His conclusion was that this was not right:
“(i) Where an application is made for prior approval under Class AA of Part 1 of Schedule 2 to the GPDO 2015, the scale of the development proposed can be controlled within the ambit of paragraph AA.2(3)(a);
(ii) In paragraph AA.2(3)(a)(i) of Part 1, “impact on amenity” is not limited to overlooking, privacy or loss of light. It means what it says;
(iii) The phrase “adjoining premises” in that paragraph includes neighbouring premises and is not limited to premises contiguous with the subject property;
(iv) In paragraph AA.2(3)(a)(ii) of Part 1, the “external appearance” of the dwelling house is not limited to its principal elevation and any side elevation fronting a highway, or to the design and architectural features of those elevations;
(v) Instead, the prior approval controls for Class AA of Part 1 include the “external appearance” of the dwelling house;
(vi) The control of the external appearance of the dwelling house is not limited to impact on the subject property itself, but also includes impact on neighbouring premises and the locality.”
The judge seeks to downplay the significance of these conclusions:
“The decision of each Inspector was entirely lawful. That is as far as the Court’s function permits this judgment to go. Individual decision-makers will make their own planning judgments applying the prior approval controls, correctly interpreted, to the materials before them. This judgment does not mean that individual decision-makers would be bound to determine the appeals on the three properties the subject of these proceedings in the way that in fact occurred. That is always a matter of judgment for the person or authority taking the decision. I would also add that there is no evidence before the Court to show that the correct interpretation of Class AA of Part 1, along with the related Classes in Part 20, will in practice make it impossible or difficult for developers to rely upon these permitted development rights.”
As it is, given their inherent restrictions and limitations, these new GPDO rights have not yet delivered substantially more homes. Holgate J is of course right that his interpretation will not make it impossible for developers to rely on them – but surely it will make it more difficult in many cases. Despite the analysis in the judgment as to what was said in consultation documents in relation to the new rights, I’m left wondering whether the Government appreciated what confusion these changes would cause and, ultimately, their potentially limited advantages over an application for full planning permission?

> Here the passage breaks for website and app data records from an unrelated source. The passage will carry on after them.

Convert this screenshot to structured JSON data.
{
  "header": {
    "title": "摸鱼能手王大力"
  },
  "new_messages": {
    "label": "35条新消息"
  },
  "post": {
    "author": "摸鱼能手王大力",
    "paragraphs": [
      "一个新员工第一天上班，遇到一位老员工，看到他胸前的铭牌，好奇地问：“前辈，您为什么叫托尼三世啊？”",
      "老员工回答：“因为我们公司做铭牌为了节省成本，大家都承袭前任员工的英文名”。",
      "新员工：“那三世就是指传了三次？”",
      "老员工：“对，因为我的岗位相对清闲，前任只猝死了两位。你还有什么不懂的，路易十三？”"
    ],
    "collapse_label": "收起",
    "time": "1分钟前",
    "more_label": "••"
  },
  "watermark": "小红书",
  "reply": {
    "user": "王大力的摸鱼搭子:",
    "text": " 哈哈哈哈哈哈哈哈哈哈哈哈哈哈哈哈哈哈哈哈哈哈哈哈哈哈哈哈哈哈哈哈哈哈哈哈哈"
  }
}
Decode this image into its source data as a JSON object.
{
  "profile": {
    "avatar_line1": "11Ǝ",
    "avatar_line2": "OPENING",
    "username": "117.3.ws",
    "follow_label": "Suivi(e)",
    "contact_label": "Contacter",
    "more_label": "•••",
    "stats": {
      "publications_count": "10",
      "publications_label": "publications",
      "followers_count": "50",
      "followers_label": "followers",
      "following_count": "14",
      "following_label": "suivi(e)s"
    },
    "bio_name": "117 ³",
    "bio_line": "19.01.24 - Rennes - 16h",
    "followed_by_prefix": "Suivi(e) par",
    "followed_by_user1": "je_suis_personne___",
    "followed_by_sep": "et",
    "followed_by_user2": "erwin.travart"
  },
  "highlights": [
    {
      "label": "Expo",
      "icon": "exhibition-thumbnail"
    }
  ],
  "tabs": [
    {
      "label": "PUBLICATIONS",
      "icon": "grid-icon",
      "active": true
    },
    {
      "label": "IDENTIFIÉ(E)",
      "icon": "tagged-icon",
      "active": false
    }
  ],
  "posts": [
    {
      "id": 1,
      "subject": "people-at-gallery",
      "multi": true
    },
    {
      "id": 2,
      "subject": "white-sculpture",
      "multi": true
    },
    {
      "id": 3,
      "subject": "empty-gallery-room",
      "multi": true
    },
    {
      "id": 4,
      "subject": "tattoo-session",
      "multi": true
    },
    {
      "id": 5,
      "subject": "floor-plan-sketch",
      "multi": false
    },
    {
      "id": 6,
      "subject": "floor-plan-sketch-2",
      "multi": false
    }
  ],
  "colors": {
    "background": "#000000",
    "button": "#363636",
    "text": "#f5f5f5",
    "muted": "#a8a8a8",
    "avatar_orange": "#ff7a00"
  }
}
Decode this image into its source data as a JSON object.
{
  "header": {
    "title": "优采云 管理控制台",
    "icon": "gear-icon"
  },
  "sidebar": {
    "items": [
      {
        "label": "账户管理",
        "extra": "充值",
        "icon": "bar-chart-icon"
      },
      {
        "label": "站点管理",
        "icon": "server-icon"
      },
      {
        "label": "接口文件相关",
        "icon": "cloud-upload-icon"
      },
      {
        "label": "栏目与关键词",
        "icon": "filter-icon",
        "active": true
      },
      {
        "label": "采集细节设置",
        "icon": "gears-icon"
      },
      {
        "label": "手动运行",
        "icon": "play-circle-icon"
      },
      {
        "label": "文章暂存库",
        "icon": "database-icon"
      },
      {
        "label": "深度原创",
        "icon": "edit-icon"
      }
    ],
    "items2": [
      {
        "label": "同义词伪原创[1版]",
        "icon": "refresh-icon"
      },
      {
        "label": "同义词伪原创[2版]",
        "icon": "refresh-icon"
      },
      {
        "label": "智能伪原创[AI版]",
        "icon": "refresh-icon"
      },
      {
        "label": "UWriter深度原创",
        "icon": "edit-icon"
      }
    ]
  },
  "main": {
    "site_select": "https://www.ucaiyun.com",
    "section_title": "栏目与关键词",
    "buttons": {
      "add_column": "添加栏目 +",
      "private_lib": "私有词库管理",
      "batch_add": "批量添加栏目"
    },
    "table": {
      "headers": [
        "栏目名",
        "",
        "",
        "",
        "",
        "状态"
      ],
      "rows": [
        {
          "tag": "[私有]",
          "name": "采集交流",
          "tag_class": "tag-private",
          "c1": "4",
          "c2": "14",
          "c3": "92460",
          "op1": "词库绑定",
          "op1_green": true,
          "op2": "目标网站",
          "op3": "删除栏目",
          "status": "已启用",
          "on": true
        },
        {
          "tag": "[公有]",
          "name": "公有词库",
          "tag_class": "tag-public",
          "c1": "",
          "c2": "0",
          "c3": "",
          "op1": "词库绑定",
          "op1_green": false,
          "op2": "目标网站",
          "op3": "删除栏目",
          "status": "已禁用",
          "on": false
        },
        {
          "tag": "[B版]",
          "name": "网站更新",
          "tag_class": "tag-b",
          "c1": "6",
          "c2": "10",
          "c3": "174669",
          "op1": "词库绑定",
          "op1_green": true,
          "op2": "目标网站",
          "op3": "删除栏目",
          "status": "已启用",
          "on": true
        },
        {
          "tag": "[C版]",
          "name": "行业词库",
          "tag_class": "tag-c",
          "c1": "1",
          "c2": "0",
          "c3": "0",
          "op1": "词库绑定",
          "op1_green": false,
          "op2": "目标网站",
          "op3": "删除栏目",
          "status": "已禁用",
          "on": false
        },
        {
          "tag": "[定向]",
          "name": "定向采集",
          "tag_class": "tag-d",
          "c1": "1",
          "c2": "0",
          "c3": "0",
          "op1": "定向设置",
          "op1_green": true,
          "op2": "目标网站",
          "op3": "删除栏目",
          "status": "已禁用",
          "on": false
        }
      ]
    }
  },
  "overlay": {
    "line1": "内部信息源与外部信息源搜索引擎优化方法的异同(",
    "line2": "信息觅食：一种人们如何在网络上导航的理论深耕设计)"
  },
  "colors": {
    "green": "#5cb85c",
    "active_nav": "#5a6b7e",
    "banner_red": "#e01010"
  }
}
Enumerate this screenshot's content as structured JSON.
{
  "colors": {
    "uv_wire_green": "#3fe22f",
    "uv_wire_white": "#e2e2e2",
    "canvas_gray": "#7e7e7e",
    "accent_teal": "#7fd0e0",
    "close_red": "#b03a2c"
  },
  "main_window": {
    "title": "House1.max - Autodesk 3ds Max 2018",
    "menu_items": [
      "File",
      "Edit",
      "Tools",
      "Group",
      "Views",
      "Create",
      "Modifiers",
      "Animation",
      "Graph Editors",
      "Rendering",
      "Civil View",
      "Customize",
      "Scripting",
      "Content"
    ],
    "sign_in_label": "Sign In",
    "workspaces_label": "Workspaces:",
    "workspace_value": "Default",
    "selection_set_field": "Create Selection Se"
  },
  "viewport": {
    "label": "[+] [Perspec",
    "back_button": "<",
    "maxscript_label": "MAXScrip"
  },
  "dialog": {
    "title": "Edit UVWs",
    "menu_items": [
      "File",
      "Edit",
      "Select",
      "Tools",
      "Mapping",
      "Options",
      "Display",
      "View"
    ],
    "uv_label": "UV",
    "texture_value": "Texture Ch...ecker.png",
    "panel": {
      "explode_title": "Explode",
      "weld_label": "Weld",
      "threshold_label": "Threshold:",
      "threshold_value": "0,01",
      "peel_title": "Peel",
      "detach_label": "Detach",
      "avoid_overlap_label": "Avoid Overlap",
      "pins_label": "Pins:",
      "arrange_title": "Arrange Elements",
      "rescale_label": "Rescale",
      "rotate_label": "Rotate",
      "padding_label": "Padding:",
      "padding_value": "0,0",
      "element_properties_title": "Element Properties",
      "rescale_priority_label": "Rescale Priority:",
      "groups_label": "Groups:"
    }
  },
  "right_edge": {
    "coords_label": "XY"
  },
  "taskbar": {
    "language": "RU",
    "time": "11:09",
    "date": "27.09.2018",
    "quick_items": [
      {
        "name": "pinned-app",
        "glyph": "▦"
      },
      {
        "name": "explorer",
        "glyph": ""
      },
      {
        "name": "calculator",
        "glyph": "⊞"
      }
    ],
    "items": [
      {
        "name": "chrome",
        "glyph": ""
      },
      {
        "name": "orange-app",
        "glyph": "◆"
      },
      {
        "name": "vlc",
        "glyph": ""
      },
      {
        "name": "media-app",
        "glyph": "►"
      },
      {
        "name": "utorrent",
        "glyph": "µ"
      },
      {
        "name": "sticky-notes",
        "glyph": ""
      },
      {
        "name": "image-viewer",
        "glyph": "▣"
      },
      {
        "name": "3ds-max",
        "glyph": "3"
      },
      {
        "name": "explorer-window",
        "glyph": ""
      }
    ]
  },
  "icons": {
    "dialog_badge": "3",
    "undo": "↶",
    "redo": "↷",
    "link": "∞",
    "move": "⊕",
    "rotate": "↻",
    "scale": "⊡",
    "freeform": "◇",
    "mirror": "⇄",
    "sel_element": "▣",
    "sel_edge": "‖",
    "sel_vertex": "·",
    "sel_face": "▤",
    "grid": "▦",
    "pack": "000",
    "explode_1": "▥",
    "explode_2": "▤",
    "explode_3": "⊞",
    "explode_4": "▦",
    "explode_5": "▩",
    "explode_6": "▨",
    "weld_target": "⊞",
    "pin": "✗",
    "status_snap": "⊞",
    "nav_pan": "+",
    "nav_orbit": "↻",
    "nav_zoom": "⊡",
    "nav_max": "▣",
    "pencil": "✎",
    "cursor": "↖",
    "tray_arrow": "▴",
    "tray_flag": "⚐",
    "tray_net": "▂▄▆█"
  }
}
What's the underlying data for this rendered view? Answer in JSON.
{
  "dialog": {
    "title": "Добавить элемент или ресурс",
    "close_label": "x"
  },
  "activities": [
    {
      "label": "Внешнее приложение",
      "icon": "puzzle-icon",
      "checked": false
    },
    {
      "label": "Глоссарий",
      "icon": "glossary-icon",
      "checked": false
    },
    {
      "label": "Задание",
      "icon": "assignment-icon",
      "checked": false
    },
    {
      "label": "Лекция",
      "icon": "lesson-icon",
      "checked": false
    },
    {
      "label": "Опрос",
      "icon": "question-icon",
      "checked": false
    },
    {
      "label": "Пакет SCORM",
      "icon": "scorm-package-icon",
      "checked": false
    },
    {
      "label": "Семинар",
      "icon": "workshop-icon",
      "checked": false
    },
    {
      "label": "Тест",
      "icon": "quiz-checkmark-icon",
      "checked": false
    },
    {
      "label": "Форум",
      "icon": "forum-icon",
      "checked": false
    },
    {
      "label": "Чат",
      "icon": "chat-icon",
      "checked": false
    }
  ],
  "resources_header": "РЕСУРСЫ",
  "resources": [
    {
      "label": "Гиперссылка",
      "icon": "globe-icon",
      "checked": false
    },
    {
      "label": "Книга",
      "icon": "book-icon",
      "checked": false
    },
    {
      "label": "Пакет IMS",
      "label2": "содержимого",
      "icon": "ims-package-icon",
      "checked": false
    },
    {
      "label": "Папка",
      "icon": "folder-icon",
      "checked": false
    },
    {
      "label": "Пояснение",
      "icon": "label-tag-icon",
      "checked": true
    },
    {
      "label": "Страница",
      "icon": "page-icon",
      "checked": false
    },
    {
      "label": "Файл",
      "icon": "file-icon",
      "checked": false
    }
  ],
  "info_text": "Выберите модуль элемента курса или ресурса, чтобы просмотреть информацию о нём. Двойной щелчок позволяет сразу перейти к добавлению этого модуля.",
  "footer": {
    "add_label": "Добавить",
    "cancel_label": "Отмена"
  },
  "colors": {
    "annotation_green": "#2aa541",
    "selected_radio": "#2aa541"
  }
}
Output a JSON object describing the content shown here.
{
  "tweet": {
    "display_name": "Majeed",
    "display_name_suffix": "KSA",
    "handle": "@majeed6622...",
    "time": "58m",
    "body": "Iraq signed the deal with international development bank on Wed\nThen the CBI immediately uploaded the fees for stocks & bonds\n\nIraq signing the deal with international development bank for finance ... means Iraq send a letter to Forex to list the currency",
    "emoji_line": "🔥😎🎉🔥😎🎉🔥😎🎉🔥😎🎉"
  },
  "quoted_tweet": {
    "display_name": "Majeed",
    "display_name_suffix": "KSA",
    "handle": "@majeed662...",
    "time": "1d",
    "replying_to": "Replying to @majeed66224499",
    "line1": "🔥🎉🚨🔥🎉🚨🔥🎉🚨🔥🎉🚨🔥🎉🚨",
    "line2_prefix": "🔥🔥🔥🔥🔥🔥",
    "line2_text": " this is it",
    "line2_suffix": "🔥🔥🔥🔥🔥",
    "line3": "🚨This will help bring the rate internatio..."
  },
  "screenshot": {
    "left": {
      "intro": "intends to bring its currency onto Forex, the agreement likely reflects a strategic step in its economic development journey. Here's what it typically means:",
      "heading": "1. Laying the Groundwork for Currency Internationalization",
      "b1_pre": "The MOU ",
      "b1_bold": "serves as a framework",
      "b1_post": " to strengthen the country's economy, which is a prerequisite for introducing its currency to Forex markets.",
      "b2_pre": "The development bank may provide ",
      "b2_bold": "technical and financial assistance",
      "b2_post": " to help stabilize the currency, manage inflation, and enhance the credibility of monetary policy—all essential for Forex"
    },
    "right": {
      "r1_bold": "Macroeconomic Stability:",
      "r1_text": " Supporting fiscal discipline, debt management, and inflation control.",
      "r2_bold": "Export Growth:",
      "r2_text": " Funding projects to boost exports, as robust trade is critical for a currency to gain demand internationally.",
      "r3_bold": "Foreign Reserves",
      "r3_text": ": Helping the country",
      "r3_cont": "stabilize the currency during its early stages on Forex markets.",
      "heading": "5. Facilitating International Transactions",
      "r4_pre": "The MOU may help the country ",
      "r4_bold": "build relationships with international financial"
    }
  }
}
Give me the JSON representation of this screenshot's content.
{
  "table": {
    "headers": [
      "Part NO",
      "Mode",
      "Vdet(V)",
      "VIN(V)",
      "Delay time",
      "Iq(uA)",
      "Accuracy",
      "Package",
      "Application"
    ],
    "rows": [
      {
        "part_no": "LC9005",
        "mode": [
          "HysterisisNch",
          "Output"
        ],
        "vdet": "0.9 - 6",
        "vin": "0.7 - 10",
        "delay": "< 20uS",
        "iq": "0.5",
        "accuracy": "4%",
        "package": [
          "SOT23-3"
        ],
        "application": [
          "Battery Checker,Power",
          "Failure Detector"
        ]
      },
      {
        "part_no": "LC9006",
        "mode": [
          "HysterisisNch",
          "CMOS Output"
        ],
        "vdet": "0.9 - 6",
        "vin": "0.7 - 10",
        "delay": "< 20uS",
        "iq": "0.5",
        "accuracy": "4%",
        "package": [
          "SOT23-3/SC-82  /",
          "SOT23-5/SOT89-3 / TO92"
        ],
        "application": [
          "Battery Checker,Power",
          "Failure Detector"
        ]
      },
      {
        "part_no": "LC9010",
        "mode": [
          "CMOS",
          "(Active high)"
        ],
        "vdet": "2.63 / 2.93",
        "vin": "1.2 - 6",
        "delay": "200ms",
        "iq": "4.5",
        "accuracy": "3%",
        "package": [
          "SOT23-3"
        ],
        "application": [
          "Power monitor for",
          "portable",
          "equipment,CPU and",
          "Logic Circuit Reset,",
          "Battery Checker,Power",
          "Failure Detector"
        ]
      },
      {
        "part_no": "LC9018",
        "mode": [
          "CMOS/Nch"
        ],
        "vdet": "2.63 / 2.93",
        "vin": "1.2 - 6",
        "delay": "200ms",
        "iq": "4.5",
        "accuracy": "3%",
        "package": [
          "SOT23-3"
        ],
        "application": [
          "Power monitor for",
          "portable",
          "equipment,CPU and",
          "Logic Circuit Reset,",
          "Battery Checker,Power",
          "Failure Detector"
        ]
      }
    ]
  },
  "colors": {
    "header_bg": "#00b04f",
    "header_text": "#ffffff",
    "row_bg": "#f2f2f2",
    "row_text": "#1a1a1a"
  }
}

As trailed earlier, this week’s Planning Law Unplanned clubhouse event will be all about reducing energy use and increasing renewables, with a sparky collection of guests I assure you… 6 pm, Tuesday 8 February 2022, link to app and event here.
Simon Ricketts, 5 February 2022
Personal views, et cetera
One thought on “AA PA CAB”
How widespread is the take-up of upward development PDRs? Is anybody monitoring this? Following this case there could be a marked slow-down!
From: SIMONICITY Reply to: SIMONICITY Date: Saturday, 5 February 2022 at 11:18 To: Subject: [New post] AA PA CAB
simonicity posted: ” There was a customarily short and clear judgment from Holgate J this week as to how decision makers should approach applications for prior approval for the upward extension of buildings under the General Permitted Development Order: CAB Housing Limited v”